Be Objective

        Focusing on the facts is one way to challenge the notion of having too many sexual partners.  To start, grab a sheet of paper and pen. Using this analogue method gets you out of your head and makes your points more concrete.  Now that you have your materials, write and answer the following question, “What is the correct number of sexual partners?” Try to be as objective as you can.  Try as you might, there’s a high chance that you’ll struggle to come up with a truly objective answer. That’s because the correct number of sexual partners is arbitrary.  It doesn’t come from some scientific place, but from a person’s subjective set of beliefs. Here’s another activity to further highlight how arbitrary the correct number of sexual partners is.

Using the Downward Arrow

        The downward arrow is a useful technique that gets to the core of a person’s belief.  It’s very easy to implement and doesn’t take much time. Once again, grab a sheet of paper and draw a long, downward arrow on the left portion.  At the top of the paper, write down a belief that you hold regarding having too many sexual partners. After you’ve done that, simply rephrase the statement in the form of a question and answer it.  Write down your answer under the original belief. Now that you have done that, rephrase your answer into the form of a question, and repeat the previous steps. That can all sound confusing, so here’s an example.

  •         “Having too many sexual partners is bad.”
    •         Why is having too many sexual partners bad?
  •         “You’re not respecting yourself if you have too many sexual partners.”
    •         Why aren’t you respecting yourself if you have too many sexual partners?
  •         “Having few sexual partners shows that you care about yourself.”
    •         Why does having few sexual partners show that you care about yourself?
  •         “Good girls don’t have a lot of sex.”
    •         Why don’t good girls have a lot sex?
  •         “It isn’t morally right for women to have a lot of sex.”
    •         Why isn’t it moral for women to have a lot of sex?

Follow this format until you get to the core of your belief.  You’ll know when you’ve reached your core when you can no longer give an explanation for your belief (e.g., “It’s just immoral for women to have a lot of sex.”).  Once you’ve reached this point, take some time to reflect on your core belief.
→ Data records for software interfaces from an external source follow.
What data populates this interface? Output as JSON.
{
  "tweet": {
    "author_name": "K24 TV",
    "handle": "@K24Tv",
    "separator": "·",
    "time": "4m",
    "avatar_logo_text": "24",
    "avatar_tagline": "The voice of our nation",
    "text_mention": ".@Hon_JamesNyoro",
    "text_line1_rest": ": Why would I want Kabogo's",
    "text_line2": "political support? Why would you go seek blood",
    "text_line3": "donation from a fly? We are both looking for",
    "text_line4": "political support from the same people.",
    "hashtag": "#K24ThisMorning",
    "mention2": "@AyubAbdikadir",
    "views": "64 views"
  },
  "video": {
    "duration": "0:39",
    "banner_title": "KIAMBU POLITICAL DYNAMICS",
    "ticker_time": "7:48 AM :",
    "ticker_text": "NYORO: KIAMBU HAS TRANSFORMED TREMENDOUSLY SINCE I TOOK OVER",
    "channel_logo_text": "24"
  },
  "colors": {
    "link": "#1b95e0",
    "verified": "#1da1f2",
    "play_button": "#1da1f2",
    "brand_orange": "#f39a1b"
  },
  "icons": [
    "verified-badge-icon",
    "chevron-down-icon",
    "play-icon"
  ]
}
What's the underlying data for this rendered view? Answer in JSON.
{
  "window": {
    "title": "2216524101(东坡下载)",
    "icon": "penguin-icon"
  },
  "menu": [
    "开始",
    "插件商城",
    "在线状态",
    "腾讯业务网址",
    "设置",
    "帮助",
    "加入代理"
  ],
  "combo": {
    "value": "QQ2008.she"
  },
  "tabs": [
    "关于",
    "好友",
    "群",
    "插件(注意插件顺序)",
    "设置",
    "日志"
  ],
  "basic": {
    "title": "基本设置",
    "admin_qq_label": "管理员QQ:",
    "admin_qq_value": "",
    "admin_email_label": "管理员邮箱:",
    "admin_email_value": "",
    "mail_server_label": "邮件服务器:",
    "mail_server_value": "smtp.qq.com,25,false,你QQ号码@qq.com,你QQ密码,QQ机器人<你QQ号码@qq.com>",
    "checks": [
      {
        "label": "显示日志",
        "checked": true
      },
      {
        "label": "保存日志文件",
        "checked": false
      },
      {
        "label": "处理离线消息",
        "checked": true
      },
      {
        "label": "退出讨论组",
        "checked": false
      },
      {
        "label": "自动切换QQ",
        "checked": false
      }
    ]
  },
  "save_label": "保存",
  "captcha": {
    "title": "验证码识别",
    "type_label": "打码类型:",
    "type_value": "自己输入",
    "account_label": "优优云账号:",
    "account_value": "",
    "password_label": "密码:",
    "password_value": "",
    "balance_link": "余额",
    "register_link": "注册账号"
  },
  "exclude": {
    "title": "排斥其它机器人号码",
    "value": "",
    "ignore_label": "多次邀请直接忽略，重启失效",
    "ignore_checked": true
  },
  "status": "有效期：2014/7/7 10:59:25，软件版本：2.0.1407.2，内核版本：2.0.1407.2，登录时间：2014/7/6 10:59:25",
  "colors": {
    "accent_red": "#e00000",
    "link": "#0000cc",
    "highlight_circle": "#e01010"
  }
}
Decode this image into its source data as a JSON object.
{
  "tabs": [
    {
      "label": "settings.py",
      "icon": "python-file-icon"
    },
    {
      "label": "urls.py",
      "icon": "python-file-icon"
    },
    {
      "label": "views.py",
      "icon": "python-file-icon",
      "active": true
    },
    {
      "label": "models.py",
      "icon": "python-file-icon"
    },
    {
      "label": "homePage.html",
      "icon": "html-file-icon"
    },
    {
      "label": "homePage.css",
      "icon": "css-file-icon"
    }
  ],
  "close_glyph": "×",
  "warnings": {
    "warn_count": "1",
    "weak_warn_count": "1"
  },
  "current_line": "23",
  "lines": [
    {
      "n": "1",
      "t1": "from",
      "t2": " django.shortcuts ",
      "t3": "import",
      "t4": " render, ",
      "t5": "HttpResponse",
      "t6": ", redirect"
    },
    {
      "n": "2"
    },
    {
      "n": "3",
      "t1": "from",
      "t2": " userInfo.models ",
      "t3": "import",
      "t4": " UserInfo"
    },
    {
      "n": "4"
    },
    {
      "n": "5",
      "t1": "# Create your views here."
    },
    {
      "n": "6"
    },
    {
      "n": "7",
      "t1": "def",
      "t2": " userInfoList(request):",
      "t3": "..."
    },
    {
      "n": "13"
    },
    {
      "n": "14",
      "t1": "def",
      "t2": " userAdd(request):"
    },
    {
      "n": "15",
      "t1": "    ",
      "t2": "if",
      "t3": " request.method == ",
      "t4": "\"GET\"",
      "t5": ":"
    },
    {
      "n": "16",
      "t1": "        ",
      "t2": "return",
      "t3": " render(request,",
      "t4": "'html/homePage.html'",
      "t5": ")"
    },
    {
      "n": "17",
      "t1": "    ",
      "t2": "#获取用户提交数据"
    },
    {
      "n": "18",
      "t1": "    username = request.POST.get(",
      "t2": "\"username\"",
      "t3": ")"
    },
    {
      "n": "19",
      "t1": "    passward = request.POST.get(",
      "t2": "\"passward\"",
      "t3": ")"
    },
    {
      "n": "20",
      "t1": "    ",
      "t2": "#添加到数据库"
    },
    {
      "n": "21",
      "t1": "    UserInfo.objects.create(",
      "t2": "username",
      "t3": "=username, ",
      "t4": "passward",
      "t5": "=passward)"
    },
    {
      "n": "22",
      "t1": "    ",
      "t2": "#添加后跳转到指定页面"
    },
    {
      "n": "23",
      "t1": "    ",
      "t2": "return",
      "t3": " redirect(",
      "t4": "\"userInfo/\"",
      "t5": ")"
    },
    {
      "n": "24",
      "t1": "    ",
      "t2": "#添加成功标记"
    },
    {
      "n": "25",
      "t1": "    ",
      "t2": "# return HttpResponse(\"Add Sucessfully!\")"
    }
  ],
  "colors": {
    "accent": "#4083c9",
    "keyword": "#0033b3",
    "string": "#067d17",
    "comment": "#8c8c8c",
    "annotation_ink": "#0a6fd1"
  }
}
How do you feel about it? If you don’t like it, what makes the belief problematic?  

The concern of having too many sexual partners is far from rare.  Though parts of U.S. culture has become more sex-positive, the stigma with having a high sex number persists, especially for women.  This stigma can lead to anxiety, guilt, insecurity, and other feelings that interfere with a satisfying sexual life. Fortunately, there are ways to challenge the belief of having too many sexual partners.  Explore your core belief surrounding it. If you feel as though this isn’t enough, individual therapy is always an option. Schedule a session with a therapist at https://www.therapyinphiladelphia.com/contact/ .